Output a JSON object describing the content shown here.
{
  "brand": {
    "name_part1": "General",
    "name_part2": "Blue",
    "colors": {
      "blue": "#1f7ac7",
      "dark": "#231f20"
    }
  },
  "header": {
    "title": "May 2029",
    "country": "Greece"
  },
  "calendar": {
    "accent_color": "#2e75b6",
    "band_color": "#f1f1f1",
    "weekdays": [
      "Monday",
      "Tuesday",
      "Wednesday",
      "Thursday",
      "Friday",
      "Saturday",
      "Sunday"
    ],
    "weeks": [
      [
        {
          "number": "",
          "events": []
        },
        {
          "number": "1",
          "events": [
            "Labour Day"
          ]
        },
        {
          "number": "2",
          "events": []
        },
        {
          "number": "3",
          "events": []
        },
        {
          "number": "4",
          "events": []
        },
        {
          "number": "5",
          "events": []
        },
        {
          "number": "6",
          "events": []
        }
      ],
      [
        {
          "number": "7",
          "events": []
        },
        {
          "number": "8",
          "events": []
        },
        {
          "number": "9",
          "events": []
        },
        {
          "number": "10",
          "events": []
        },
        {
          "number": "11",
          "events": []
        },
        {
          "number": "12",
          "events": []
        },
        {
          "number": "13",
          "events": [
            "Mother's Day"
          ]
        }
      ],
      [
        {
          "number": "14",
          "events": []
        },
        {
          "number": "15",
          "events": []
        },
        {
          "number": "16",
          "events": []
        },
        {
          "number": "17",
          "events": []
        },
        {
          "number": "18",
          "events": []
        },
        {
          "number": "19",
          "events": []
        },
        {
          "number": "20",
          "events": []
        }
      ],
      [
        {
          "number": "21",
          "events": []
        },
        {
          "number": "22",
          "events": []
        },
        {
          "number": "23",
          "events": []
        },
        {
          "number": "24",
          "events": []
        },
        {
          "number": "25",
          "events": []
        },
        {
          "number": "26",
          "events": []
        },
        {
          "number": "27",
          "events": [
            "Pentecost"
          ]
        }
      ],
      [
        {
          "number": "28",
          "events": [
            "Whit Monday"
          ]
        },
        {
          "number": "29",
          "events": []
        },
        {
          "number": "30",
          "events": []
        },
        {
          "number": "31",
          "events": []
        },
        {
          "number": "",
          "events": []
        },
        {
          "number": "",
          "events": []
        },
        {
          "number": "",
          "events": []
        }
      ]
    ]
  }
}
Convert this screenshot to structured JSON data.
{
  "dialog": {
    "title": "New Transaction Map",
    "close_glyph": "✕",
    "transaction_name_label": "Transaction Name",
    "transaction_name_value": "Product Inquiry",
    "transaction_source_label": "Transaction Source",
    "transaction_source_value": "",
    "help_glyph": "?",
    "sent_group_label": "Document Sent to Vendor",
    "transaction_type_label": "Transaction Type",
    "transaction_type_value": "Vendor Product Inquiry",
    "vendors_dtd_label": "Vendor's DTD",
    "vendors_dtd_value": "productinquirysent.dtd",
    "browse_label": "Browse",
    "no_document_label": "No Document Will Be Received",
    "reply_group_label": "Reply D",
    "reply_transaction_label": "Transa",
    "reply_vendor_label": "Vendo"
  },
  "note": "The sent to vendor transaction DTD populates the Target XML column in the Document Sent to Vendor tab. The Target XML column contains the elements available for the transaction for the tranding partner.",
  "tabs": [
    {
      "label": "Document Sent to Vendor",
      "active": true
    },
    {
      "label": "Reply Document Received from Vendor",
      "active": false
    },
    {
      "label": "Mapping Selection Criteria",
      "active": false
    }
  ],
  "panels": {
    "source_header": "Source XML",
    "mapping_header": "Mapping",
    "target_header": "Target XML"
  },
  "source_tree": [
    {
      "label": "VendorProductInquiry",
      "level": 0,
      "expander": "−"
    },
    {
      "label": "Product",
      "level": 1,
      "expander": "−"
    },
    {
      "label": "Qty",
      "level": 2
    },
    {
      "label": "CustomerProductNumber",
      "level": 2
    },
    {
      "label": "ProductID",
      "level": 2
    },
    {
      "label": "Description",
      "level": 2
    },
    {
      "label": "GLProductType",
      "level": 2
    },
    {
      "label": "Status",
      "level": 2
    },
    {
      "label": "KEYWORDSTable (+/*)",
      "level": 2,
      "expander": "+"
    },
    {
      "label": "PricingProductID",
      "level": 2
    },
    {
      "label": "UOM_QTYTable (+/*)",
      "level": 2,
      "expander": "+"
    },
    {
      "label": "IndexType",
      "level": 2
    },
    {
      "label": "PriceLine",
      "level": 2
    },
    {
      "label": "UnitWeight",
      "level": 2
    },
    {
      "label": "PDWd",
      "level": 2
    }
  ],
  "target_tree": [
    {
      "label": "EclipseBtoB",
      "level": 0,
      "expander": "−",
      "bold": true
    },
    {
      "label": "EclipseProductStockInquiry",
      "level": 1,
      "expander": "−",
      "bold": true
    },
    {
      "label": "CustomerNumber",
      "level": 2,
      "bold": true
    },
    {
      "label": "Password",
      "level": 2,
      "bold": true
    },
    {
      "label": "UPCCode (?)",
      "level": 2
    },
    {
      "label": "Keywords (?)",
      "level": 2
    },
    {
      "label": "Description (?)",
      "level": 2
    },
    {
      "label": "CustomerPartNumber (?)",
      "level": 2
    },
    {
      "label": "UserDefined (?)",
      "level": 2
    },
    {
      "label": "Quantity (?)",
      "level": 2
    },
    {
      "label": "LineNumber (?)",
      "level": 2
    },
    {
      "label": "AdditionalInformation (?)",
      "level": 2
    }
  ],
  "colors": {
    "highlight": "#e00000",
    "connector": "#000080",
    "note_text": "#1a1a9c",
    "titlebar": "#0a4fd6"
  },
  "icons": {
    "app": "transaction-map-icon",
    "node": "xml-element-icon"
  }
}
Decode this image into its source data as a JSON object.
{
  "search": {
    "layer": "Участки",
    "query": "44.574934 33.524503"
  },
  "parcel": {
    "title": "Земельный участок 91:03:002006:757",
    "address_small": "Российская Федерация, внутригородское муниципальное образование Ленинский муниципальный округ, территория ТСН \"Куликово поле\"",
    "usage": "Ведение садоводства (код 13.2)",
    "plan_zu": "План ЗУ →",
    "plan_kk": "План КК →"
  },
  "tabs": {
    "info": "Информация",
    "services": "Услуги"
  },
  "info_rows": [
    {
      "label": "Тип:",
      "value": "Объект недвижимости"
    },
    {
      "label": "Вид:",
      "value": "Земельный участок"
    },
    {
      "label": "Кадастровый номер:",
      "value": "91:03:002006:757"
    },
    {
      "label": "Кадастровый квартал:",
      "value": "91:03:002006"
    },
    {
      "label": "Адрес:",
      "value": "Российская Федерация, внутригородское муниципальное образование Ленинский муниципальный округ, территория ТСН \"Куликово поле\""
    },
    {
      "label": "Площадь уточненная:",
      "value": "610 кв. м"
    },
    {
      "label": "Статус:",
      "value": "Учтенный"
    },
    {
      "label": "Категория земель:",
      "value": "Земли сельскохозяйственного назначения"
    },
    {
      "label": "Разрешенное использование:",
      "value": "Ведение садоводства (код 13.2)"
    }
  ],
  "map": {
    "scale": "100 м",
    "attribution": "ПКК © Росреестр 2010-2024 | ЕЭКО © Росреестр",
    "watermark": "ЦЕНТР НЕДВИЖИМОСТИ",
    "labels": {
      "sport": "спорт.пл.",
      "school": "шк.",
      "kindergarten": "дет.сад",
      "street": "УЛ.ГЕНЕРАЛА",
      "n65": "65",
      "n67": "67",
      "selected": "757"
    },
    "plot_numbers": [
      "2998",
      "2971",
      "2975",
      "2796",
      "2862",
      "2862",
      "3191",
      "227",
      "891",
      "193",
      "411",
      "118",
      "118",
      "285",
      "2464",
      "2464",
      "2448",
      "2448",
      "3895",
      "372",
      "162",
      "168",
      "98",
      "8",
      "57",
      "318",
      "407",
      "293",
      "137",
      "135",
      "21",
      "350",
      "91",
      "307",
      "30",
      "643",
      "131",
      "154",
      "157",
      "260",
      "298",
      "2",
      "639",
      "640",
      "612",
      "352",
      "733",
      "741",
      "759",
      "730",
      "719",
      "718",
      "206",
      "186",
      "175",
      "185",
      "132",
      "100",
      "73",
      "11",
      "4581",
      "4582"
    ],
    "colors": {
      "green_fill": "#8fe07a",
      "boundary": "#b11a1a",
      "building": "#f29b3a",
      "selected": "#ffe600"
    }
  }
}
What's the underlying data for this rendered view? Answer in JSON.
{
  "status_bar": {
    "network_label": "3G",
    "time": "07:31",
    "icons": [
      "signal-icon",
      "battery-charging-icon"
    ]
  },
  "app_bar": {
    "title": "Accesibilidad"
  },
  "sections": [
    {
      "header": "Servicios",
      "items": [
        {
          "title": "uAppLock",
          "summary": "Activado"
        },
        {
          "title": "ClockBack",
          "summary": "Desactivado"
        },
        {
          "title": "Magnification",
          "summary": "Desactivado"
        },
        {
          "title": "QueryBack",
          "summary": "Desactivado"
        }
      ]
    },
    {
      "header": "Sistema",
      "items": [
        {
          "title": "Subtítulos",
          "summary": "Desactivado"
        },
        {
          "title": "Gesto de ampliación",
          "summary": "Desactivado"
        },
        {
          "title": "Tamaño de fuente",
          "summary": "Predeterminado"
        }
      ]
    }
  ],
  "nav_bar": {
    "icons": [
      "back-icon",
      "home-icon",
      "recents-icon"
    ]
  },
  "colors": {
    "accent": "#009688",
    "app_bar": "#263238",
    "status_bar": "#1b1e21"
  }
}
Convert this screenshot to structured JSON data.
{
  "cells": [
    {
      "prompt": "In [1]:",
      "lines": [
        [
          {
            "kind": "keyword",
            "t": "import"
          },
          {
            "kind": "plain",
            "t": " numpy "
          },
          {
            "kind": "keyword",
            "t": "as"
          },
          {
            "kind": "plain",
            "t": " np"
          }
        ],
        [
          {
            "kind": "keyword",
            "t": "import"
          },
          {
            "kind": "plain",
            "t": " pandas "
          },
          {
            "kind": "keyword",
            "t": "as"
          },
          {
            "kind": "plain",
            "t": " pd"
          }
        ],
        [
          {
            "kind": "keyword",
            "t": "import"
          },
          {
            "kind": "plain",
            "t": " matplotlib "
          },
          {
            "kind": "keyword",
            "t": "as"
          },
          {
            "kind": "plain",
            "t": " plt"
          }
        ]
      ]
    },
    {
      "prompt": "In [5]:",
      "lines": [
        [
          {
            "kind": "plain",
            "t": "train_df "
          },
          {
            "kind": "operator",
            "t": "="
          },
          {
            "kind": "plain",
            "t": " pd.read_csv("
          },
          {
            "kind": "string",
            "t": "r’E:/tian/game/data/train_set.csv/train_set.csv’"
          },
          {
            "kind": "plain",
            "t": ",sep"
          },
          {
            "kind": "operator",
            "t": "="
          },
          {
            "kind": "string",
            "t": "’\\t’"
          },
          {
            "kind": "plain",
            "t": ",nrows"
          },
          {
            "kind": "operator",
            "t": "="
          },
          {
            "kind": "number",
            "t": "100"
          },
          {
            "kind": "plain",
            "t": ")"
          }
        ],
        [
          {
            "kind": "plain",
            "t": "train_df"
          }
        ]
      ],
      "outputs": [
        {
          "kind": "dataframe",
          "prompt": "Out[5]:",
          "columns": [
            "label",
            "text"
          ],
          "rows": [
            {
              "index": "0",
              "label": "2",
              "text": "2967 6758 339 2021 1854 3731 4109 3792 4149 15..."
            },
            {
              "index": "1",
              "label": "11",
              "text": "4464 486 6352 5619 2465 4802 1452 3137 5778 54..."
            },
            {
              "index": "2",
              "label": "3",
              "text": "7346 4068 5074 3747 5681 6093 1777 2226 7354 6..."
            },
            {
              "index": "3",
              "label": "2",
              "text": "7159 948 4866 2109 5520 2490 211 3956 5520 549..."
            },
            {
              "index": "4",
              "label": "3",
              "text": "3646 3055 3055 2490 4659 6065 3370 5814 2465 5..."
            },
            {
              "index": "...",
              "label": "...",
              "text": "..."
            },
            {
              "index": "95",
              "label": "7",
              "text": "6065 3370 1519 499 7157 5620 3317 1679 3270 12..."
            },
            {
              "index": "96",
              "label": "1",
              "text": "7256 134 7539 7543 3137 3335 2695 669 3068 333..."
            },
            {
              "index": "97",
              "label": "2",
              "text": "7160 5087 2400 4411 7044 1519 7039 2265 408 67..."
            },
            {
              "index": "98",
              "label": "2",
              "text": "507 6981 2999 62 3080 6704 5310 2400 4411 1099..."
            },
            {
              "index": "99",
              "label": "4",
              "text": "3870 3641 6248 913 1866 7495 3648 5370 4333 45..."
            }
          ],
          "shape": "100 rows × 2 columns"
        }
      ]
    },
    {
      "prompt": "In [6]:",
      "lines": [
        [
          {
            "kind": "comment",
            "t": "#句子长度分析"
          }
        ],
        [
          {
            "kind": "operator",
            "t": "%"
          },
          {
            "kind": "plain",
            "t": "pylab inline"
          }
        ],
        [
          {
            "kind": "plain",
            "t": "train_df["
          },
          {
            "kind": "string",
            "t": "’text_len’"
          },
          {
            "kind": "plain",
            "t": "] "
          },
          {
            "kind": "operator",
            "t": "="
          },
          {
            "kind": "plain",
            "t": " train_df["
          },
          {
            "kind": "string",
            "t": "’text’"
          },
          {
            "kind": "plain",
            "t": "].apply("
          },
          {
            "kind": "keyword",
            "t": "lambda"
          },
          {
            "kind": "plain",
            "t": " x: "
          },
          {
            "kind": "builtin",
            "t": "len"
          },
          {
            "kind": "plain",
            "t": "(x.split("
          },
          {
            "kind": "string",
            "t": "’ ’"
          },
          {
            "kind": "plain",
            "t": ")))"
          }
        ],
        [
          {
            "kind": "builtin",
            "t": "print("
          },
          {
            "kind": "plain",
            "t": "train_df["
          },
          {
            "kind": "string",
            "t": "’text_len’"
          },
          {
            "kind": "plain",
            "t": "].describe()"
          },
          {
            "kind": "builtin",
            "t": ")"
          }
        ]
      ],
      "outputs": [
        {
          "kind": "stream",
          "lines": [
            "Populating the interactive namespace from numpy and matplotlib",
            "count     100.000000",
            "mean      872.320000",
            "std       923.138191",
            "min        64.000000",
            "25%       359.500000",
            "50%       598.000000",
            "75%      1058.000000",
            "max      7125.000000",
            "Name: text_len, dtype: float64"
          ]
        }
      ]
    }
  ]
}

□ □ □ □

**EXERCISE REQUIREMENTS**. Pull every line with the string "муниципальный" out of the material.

**THE COMPLETED TASK**.
    "address_small": "Российская Федерация, внутригородское муниципальное образование Ленинский муниципальный округ, территория ТСН \"Куликово поле\"",
      "value": "Российская Федерация, внутригородское муниципальное образование Ленинский муниципальный округ, территория ТСН \"Куликово поле\""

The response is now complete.